ATLANTA -- Two old friends had their fun, then got down to business. This could have been John Smoltz and Greg Maddux in the prime of their brilliant careers, when they were teammates -- not opponents.
Smoltz got the best of Maddux in their first head-to-head matchup since 1992, earning the win when the Atlanta Braves rallied for two runs in the seventh inning to beat the San Diego Padres 3-2 on Wednesday night.
Both pitchers -- with 533 wins and five Cy Youngs between them -- showed plenty of emotion, eager to get the best of the other after spending 11 years as teammates in Atlanta.
Clearly, it wasn't just another game in May.
"What a special night," Smoltz said. "This one sure lived up to its billing, and we came out on top. That's the extra icing on the cake."
Smoltz (5-1) gave up homers to Adrian Gonzalez and light-hitting Geoff Blum before leaving for a pinch hitter in the seventh with the Padres leading 2-1. Maddux was lifted an inning earlier, having allowed only four hits and a single run in 5 1/3.
Maddux's successor, sidearming Cla Meredith (1-1), retired the first two hitters in the seventh. But Kelly Johnson and Willie Harris kept it going with back-to-back singles, bringing up the heart of the order.
Chipper Jones lined the first pitch to the gap in right-center, the ball hopping over the wall for a ground-rule double. Harris, who would have scored easily, was sent back to third to keep the score tied at 2.
But Andruw Jones made it a moot point, lining an opposite-field single to right that brought Harris across the plate again. This time, it counted.
Still watching from the dugout, a beaming Smoltz went up and down the bench, high-fiving his current teammates.
"I don't mind telling you: I'm super-excited to get this win," he said.

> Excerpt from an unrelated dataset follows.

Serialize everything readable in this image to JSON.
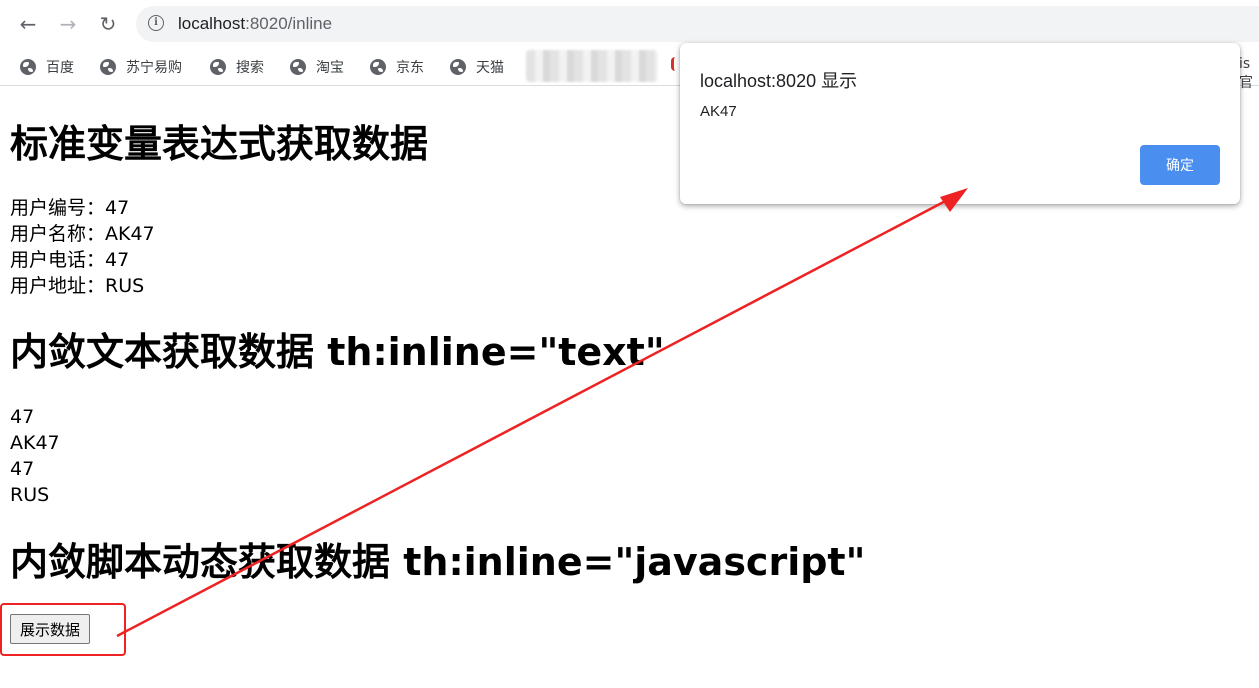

Smoltz surrendered seven hits, struck out seven and didn't walk anyone. Mike Gonzalez and Rafael Soriano pitched one scoreless inning apiece, with Soriano earning his fourth save as the fill-in closer for Bob Wickman.
The Braves scored all their runs with two outs, increasing their majors-leading total to 85 runs in those clutch-hitting situations.

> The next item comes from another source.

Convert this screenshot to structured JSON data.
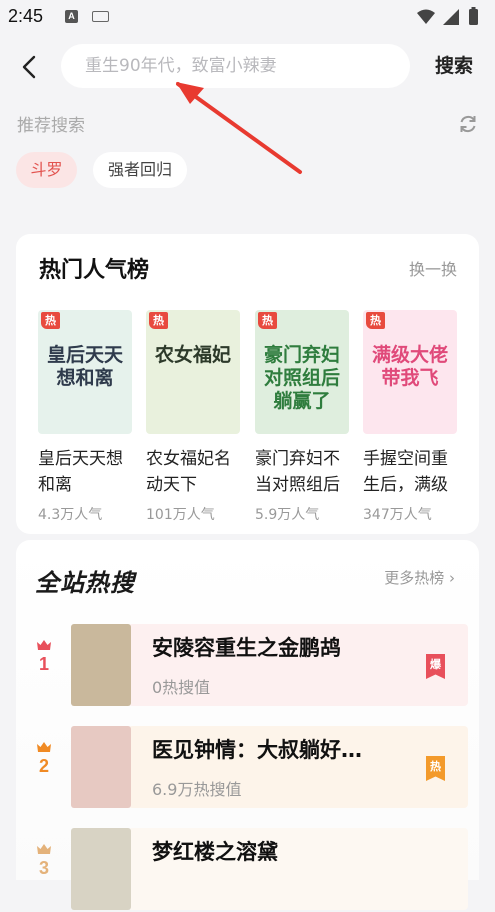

"I hope we don't live by this recipe all season," Smoltz said. "But I'm sure glad we've got the guts to keep delivering."
Smoltz and Maddux were teammates in Atlanta for 11 years. This was their first matchup since July 7, 1992, during Maddux's initial stint with the Cubs. Smoltz got the win in a 4-0 shutout at Chicago.
The former teammates took advantage of the matchup to have some fun. As Maddux strolled toward the plate for his first at-bat, Smoltz took off his cap and doffed his bald head toward the box -- a clear reference to Maddux saying a day earlier that he had more hair.
"I was trying to blind him at the plate with my head," Smoltz quipped.
Countered Maddux, "I loved it. I saw the ball better."
Obviously. The 41-year-old Maddux lined the first pitch up the middle for a single, turning the standing ovation he got stepping into the box to good-natured boos. Maddux yukked it up with first-base coach Bobby Meachem, while Smoltz didn't dare look that way.
He did notice that Maddux asked for the ball. It was displayed proudly in his Padres locker after the game.
For most of the night, though, this game was nothing personal. Maddux cursed out loud several times, most visibly after he botched a grounder up the middle to give Andruw Jones a gift single.
Jones stole second and moved to third on a grounder, prompting the Padres to call Meredith out of the bullpen. Maddux received another standing ovation on his way to the dugout, then watched Meredith work out of the jam.
"I kind of tried too hard too early and burned out too soon," Maddux conceded. "I put a lot of pressure on the bullpen. That makes it tough, asking your bullpen to try to cover pretty much four innings."
Still, he appreciated the love shown by Atlanta's fans, who have not forgotten a long tenure that began with three straight Cy Young Awards in the 1990s when Atlanta had the game's most envied rotation.
Smoltz is the only one still wearing the tomahawk. Tom Glavine now pitches for the New York Mets. Maddux left after the 2003 season, bouncing from the Chicago Cubs to the Los Angeles Dodgers before landing in San Diego.
"What a magnificent group," Padres manager Bud Black marveled. "Those three guys epitomize pitching. And what is impressive to me is passing the test of time so dominantly. That's what really sticks out for me."
- Maddux remained at 335 wins, while Smoltz -- less than a week from his 40th birthday -- picked up his 198th career victory.
- The crowd of 36,523 was Atlanta's biggest midweek turnout of the season.
- Maddux has 3,195 strikeouts, moving past Ferguson Jenkins for 11th place on the career list.
- Smoltz holds a 3-1 edge over Maddux.
- Harris had two hits and a walk, raising his average to .417. He also picked up his fourth stolen base.